We study a new problem of cross-lingual transfer learning for event coreference resolution (ECR) where models trained on data from a source language are adapted for evaluations in different target languages. We introduce the first baseline model for this task based on XLM-RoBERTa, a state-of-the-art multilingual pre-trained language model. We also explore language adversarial neural networks (LANN) that present language discriminators to distinguish texts from the source and target languages to improve the language generalization for ECR. In addition, we introduce two novel mechanisms to further enhance the general representation learning of LANN, featuring: (i) multi-view alignment to penalize cross coreference-label alignment of examples in the source and target languages, and (ii) optimal transport to select close examples in the source and target languages to provide better training signals for the language discriminators. Finally, we perform extensive experiments for cross-lingual ECR from English to Spanish and Chinese to demonstrate the effectiveness of the proposed methods.
Existing works on information extraction (IE) have mainly solved the four main tasks separately (entity mention recognition, relation extraction, event trigger detection, and argument extraction), thus failing to benefit from inter-dependencies between tasks. This paper presents a novel deep learning model to simultaneously solve the four tasks of IE in a single model (called FourIE). Compared to few prior work on jointly performing four IE tasks, FourIE features two novel contributions to capture inter-dependencies between tasks. First, at the representation level, we introduce an interaction graph between instances of the four tasks that is used to enrich the prediction representation for one instance with those from related instances of other tasks. Second, at the label level, we propose a dependency graph for the information types in the four IE tasks that captures the connections between the types expressed in an input sentence. A new regularization mechanism is introduced to enforce the consistency between the golden and predicted type dependency graphs to improve representation learning.
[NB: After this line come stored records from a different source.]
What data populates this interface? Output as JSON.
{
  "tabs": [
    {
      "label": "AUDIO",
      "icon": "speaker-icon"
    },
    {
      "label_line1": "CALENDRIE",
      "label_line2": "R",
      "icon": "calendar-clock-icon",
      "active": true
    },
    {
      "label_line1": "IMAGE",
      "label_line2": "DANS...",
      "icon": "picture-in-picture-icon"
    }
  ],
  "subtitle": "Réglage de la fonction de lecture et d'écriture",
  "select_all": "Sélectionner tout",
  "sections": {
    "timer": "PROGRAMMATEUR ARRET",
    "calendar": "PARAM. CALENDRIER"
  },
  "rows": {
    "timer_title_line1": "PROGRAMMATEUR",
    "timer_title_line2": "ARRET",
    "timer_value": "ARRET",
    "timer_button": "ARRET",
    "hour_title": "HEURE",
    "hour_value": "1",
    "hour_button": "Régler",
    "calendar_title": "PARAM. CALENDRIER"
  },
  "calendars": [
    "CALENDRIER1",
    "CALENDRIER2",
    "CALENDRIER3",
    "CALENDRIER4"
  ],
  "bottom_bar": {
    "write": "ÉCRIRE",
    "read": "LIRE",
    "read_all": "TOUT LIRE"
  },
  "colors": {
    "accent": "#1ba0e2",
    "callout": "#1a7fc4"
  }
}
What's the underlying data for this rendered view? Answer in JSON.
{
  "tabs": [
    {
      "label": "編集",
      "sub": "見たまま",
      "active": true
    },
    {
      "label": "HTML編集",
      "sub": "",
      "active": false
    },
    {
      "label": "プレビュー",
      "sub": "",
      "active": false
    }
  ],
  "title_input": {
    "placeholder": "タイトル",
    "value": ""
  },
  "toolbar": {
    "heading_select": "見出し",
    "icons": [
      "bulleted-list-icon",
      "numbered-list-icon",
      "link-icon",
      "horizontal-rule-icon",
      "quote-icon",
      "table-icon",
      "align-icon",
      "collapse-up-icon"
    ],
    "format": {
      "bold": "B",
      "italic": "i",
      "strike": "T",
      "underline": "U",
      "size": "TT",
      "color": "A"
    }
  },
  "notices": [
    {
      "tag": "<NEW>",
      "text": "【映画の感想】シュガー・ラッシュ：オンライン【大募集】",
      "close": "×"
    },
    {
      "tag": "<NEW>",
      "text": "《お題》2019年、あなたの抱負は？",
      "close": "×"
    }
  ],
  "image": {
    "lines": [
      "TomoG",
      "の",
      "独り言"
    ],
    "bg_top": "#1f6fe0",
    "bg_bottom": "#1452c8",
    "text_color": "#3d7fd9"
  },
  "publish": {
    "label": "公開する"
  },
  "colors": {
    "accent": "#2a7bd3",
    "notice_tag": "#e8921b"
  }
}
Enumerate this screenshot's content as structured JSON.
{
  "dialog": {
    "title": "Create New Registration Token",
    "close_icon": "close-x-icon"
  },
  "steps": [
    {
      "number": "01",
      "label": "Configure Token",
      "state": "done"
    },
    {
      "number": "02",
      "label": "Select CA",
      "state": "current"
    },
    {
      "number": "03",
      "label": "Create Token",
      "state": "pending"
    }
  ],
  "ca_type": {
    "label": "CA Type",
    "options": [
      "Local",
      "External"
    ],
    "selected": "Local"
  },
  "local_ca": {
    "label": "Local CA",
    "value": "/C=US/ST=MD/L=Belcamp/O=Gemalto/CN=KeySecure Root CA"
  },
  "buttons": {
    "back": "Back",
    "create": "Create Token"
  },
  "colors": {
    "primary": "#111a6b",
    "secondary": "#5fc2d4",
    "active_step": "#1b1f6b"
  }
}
We show that the proposed model achieves the state-of-the-art performance for joint IE on both monolingual and multilingual learning settings with three different languages.